WASHINGTON -- After nearly a decade of warnings that the world’s oil supply was running out, Americans now are hearing about technology breakthroughs that can unlock vast U.S. deposits of natural gas, help reverse a 40-year slide in domestic oil production and perhaps transform America into the next Middle East.
Despite the euphoria, there’s a major problem: The looming American oil glut may simply not be enough to sate the United States and the rest of motorized humanity.
Experts say soaring demand from China and India is sure to send oil prices back above $100 a barrel. A supply disruption in the coming years, they say, could trigger panic, gasoline hoarding and perhaps lead to lines at the pumps akin to the 1973 Arab oil embargo and the 1979 Iranian revolution.
Global shortfalls of other fuels also could develop sooner than many people think, as a planet of nearly seven billion people and more than one billion gasoline-gulping vehicles strains the limits of combustible energy resources that are the underpinning of modern civilization.
While oil industry officials take strong issue with these dim views, critics charge that governments here and abroad have been less than candid about future oil supplies and the ramifications of failing to shift to alternative fuels.
One outspoken Energy Department consultant, Robert Hirsch, alleged that the administrations of both Presidents George W. Bush and Barack Obama have engaged in a cover-up of the likelihood of an oil shortage.
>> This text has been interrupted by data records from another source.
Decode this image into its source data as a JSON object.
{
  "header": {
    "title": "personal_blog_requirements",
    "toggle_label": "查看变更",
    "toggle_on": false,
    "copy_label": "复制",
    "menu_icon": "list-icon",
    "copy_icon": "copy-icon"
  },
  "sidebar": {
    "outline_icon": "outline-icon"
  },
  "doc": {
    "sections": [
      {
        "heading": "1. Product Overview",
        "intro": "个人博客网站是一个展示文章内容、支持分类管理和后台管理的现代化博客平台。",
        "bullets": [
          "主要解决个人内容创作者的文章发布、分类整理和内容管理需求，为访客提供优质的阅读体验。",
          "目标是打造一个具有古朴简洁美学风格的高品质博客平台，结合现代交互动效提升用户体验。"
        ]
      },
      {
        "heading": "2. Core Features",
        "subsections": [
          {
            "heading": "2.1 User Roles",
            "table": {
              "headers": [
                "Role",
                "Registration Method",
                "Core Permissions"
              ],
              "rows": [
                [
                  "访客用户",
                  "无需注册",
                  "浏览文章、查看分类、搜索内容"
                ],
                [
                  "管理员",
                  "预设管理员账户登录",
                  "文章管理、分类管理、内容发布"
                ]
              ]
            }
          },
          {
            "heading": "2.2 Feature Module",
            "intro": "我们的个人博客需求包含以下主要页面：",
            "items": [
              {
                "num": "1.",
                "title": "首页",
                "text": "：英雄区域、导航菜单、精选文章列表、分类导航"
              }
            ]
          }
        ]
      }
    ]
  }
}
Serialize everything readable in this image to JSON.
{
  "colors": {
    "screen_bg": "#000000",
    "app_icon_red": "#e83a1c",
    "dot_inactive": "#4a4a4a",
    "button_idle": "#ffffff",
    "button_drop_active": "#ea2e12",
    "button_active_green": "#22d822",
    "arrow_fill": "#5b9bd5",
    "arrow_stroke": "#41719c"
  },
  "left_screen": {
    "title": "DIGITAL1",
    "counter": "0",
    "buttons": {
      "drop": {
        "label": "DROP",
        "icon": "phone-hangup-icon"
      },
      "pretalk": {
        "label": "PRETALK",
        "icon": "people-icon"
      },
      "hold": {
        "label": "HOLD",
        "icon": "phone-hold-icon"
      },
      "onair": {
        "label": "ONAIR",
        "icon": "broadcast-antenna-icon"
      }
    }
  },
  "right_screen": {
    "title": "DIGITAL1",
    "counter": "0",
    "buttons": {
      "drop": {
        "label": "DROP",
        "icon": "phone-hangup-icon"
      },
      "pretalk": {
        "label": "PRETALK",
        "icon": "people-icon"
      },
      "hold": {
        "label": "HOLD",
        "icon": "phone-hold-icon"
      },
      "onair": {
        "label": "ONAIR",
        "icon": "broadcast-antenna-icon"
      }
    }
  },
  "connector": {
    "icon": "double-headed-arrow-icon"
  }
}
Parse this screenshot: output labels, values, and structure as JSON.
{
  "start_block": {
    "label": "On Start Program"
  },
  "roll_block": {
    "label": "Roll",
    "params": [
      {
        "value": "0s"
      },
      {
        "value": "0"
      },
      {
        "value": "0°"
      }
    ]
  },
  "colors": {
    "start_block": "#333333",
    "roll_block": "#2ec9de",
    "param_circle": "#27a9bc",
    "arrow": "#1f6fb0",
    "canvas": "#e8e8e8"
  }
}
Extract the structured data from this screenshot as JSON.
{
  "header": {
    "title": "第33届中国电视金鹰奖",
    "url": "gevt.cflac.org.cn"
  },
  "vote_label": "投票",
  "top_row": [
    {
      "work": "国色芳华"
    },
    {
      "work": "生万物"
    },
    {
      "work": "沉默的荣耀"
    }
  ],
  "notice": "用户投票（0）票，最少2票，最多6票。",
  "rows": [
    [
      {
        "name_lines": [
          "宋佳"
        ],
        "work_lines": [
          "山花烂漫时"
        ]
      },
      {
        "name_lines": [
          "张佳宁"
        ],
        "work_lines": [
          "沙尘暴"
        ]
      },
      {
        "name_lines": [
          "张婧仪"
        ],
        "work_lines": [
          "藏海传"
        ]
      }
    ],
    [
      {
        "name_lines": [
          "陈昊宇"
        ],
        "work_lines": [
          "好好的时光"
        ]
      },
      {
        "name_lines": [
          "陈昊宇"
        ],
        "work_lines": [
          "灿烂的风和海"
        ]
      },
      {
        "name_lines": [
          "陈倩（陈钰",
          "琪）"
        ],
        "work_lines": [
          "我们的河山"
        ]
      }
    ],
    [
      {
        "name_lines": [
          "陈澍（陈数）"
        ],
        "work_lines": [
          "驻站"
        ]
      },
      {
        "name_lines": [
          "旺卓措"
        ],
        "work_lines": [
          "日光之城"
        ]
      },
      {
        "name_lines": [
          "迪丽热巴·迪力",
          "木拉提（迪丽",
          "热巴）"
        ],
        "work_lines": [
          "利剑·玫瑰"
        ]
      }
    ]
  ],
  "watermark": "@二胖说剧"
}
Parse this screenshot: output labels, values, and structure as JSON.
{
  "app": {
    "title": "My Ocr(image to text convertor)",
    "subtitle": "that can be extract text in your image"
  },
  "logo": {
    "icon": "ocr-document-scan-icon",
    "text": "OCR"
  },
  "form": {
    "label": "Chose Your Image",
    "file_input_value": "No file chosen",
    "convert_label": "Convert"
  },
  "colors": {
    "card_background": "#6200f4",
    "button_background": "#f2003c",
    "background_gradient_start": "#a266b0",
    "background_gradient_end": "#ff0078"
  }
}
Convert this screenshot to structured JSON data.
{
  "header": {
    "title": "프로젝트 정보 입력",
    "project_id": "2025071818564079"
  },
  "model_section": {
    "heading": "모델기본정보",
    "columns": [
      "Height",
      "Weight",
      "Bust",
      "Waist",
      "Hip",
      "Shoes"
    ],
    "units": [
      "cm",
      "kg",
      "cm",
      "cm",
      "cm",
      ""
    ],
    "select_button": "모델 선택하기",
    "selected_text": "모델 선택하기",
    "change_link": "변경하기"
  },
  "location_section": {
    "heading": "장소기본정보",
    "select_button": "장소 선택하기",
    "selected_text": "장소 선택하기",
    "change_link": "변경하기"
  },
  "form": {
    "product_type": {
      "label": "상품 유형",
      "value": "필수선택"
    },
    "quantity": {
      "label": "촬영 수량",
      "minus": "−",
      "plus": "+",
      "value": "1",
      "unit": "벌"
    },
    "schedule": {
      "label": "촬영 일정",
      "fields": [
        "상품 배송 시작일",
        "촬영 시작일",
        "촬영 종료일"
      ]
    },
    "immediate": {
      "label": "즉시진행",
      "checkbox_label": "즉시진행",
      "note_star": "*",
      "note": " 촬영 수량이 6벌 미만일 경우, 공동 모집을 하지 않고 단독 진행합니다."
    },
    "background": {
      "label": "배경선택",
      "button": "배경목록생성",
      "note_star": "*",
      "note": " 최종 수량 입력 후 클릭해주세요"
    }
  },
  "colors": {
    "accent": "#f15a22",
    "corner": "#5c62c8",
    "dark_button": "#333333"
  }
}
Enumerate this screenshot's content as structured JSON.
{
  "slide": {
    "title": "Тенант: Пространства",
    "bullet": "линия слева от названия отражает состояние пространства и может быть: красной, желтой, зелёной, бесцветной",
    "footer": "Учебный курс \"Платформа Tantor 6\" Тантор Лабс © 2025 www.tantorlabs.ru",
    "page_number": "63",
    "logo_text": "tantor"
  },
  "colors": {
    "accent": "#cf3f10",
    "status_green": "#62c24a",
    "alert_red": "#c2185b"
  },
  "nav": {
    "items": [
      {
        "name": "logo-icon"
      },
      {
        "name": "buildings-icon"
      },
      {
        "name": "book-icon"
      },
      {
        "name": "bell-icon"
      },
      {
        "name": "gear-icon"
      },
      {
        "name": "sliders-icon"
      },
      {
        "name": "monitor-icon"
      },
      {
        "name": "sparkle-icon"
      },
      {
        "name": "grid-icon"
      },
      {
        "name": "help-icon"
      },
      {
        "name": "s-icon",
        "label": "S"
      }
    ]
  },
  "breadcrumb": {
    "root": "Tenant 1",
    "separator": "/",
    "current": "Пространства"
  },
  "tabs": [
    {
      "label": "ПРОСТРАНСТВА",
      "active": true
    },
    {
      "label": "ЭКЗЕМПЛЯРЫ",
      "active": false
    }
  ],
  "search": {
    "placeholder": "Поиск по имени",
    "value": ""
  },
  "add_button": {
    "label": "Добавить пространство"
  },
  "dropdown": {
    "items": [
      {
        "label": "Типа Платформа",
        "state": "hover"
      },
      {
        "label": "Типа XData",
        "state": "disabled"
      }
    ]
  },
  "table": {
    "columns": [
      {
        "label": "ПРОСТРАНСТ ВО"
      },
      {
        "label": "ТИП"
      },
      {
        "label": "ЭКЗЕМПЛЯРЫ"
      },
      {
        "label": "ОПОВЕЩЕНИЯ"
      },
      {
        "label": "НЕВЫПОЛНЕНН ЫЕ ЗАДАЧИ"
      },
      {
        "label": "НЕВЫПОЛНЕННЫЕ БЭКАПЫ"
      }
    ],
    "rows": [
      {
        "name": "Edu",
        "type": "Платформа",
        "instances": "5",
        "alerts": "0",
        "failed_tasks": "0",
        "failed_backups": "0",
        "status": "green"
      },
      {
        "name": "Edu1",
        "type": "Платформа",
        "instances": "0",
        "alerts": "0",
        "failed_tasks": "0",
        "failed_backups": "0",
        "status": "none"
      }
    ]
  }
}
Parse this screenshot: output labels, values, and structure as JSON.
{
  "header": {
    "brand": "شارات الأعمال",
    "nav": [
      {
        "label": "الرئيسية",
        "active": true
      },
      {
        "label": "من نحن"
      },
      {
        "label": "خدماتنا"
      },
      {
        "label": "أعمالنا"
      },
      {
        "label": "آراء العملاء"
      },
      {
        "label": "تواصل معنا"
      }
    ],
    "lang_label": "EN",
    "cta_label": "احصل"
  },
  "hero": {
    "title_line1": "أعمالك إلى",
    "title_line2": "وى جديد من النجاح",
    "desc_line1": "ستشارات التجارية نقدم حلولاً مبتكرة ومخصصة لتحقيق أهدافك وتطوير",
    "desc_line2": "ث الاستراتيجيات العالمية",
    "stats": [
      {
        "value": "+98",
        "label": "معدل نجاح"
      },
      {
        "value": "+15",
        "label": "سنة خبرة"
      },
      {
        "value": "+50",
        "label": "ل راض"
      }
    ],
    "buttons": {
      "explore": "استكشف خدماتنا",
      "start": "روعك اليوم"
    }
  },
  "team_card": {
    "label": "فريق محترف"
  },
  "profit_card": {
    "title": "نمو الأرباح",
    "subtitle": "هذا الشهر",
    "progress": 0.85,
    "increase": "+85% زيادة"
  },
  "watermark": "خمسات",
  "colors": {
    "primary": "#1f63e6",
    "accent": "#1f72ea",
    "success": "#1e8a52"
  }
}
Hirsch predicted a shortfall will hit in the next four years and send shockwaves through the world economy, possibly leading to gasoline rationing. Few governments have implemented intensive conservation programs to stretch out supplies during a decades-long transition to more fuel-efficient vehicles.
Instead, critics say that even as oil prices nearly quadrupled from 2003 through 2011, government and industry leaders have played down the world’s worsening energy predicament.
• While U.S. industry officials have trumpeted new drilling techniques that can recover huge deposits of previously unreachable oil and natural gas, most say little about the likelihood of surging Third World demand overtaking supplies, causing shortages and skyrocketing prices.
• Industry watchdogs say that some U.S. Energy Information Administration forecasts have been wildly optimistic, especially a projection that between 2011 and 2035, global production of liquid fuels will see a 21.6 million-barrel rise in daily output — the equivalent of the current reserves of the five biggest Middle East oil producers.
• Other projections and policies by the Energy Information Administration, which is the Energy Department’s independent information arm, as well as the Paris-based International Energy Agency and even the U.S. Securities and Exchange Commission, have masked mounting risks of shortages of oil and possibly natural gas, several experts say. A McClatchy computer analysis suggests that proven reserves of all of the world’s primary fuels are likely to diminish much faster than the EIA and the IEA have suggested, raising questions about how long mankind can continue to increase consumption of finite resources.
Researchers at the International Monetary Fund, while not yet speaking for the fund, predicted in May that rising oil demand would drive prices to nearly $200 a barrel, “permanently,” within a decade. Commodities speculators could exacerbate a price surge if they echo their behavior in recent oil spikes.